Check each line of the records below for the word "management" and copy those where it appears.
Segment Open
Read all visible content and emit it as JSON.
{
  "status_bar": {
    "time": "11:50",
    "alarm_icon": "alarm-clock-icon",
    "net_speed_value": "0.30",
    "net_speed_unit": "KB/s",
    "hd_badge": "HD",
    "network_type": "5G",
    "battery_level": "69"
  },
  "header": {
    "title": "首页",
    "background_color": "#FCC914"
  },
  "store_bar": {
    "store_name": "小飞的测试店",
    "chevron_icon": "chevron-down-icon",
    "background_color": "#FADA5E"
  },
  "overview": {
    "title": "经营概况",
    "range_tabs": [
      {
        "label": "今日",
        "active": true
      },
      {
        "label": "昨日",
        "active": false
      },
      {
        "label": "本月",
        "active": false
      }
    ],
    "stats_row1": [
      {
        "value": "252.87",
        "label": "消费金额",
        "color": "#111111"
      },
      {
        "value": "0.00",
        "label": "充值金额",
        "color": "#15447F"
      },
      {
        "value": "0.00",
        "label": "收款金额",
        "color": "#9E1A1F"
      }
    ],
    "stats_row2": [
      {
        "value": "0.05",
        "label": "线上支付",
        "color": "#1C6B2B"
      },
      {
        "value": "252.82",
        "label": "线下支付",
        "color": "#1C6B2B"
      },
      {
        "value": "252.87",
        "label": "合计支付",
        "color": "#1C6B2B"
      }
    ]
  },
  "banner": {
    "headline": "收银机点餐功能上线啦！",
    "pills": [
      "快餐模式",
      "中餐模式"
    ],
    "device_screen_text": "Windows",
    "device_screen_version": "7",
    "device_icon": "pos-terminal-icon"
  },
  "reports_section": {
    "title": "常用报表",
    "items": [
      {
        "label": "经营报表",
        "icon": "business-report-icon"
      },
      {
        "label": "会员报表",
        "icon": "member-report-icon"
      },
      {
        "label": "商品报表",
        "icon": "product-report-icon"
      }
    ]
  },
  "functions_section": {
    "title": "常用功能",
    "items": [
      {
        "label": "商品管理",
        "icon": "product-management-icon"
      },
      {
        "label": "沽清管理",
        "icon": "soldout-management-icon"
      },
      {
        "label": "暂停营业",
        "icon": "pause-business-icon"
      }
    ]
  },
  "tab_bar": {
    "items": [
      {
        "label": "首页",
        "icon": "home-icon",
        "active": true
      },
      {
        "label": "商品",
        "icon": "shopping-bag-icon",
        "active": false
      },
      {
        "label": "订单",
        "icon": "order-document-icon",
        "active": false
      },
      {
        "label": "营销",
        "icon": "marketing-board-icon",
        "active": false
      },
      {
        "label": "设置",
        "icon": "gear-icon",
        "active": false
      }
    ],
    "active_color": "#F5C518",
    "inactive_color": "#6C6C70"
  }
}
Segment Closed
**SOLUTION TO THE EXERCISE**
        "icon": "product-management-icon"
        "icon": "soldout-management-icon"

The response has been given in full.